If you're considering opening an account together, strike up a conversation. Then move on to sharing your credit ratings, assets, student loans and other parts of your financial portfolios.
It often doesn't work when newlyweds add money to their personal bank accounts first, then put the remaining cash in the joint account, Edelman says.
Creating, managing, and sticking to a household budget requires a good deal of time and mental energy, even if you live by yourself and don’t have expensive tastes.
You need to account for your monthly rent or mortgage, keep up on those insurance payments, stay current on your credit card balances, and remember to keep your pantry well-stocked with groceries.
But ideally, your joint account should be more of a communal money pot in which you both initially deposit your entire salary—then get to dividing it up for groceries, phone bills, mortgage payments and savings.

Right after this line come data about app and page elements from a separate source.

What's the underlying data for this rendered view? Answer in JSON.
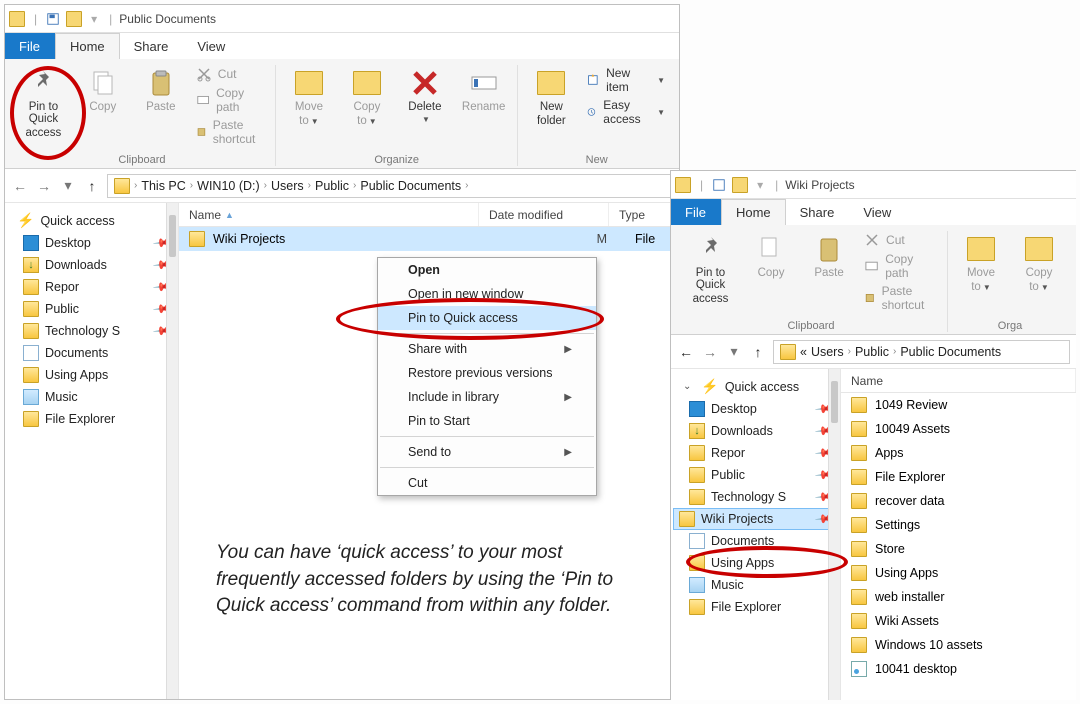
{
  "win1": {
    "title": "Public Documents",
    "tabs": {
      "file": "File",
      "home": "Home",
      "share": "Share",
      "view": "View"
    },
    "ribbon": {
      "pin": {
        "line1": "Pin to Quick",
        "line2": "access"
      },
      "copy": "Copy",
      "paste": "Paste",
      "cut": "Cut",
      "copypath": "Copy path",
      "pastesc": "Paste shortcut",
      "moveto": {
        "line1": "Move",
        "line2": "to"
      },
      "copyto": {
        "line1": "Copy",
        "line2": "to"
      },
      "delete": "Delete",
      "rename": "Rename",
      "newfolder": {
        "line1": "New",
        "line2": "folder"
      },
      "newitem": "New item",
      "easyaccess": "Easy access",
      "grp_clipboard": "Clipboard",
      "grp_organize": "Organize",
      "grp_new": "New"
    },
    "breadcrumb": [
      "This PC",
      "WIN10 (D:)",
      "Users",
      "Public",
      "Public Documents"
    ],
    "columns": {
      "name": "Name",
      "date": "Date modified",
      "type": "Type"
    },
    "sidebar": {
      "quickaccess": "Quick access",
      "items": [
        {
          "label": "Desktop",
          "icon": "desk",
          "pinned": true
        },
        {
          "label": "Downloads",
          "icon": "dl",
          "pinned": true
        },
        {
          "label": "Repor",
          "icon": "folder",
          "pinned": true
        },
        {
          "label": "Public",
          "icon": "folder",
          "pinned": true
        },
        {
          "label": "Technology S",
          "icon": "folder",
          "pinned": true
        },
        {
          "label": "Documents",
          "icon": "doc",
          "pinned": false
        },
        {
          "label": "Using Apps",
          "icon": "folder",
          "pinned": false
        },
        {
          "label": "Music",
          "icon": "music",
          "pinned": false
        },
        {
          "label": "File Explorer",
          "icon": "folder",
          "pinned": false
        }
      ]
    },
    "filerow": {
      "name": "Wiki Projects",
      "datestub": "M",
      "typestub": "File "
    },
    "ctx": {
      "open": "Open",
      "openwin": "Open in new window",
      "pinqa": "Pin to Quick access",
      "sharewith": "Share with",
      "restore": "Restore previous versions",
      "include": "Include in library",
      "pinstart": "Pin to Start",
      "sendto": "Send to",
      "cut": "Cut"
    }
  },
  "win2": {
    "title": "Wiki Projects",
    "tabs": {
      "file": "File",
      "home": "Home",
      "share": "Share",
      "view": "View"
    },
    "ribbon": {
      "pin": {
        "line1": "Pin to Quick",
        "line2": "access"
      },
      "copy": "Copy",
      "paste": "Paste",
      "cut": "Cut",
      "copypath": "Copy path",
      "pastesc": "Paste shortcut",
      "moveto": {
        "line1": "Move",
        "line2": "to"
      },
      "copyto": {
        "line1": "Copy",
        "line2": "to"
      },
      "grp_clipboard": "Clipboard",
      "grp_org": "Orga"
    },
    "breadcrumb_head": "«",
    "breadcrumb": [
      "Users",
      "Public",
      "Public Documents"
    ],
    "columns": {
      "name": "Name"
    },
    "sidebar": {
      "quickaccess": "Quick access",
      "items": [
        {
          "label": "Desktop",
          "icon": "desk",
          "pinned": true
        },
        {
          "label": "Downloads",
          "icon": "dl",
          "pinned": true
        },
        {
          "label": "Repor",
          "icon": "folder",
          "pinned": true
        },
        {
          "label": "Public",
          "icon": "folder",
          "pinned": true
        },
        {
          "label": "Technology S",
          "icon": "folder",
          "pinned": true
        },
        {
          "label": "Wiki Projects",
          "icon": "folder",
          "pinned": true,
          "selected": true
        },
        {
          "label": "Documents",
          "icon": "doc",
          "pinned": false
        },
        {
          "label": "Using Apps",
          "icon": "folder",
          "pinned": false
        },
        {
          "label": "Music",
          "icon": "music",
          "pinned": false
        },
        {
          "label": "File Explorer",
          "icon": "folder",
          "pinned": false
        }
      ]
    },
    "files": [
      {
        "label": "1049 Review",
        "icon": "folder"
      },
      {
        "label": "10049 Assets",
        "icon": "folder"
      },
      {
        "label": "Apps",
        "icon": "folder"
      },
      {
        "label": "File Explorer",
        "icon": "folder"
      },
      {
        "label": "recover data",
        "icon": "folder"
      },
      {
        "label": "Settings",
        "icon": "folder"
      },
      {
        "label": "Store",
        "icon": "folder"
      },
      {
        "label": "Using Apps",
        "icon": "folder"
      },
      {
        "label": "web installer",
        "icon": "folder"
      },
      {
        "label": "Wiki Assets",
        "icon": "folder"
      },
      {
        "label": "Windows 10 assets",
        "icon": "folder"
      },
      {
        "label": "10041 desktop",
        "icon": "img"
      }
    ]
  },
  "caption": "You can have ‘quick access’ to your most frequently accessed folders by using the ‘Pin to Quick access’ command from within any folder."
}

"There's no more 'your income' and 'their income' once you're married. If you and your soon-to-be spouse are working toward postwedding financial goals, like a down payment on a house or retirement, opening an account together might actually help you reach them.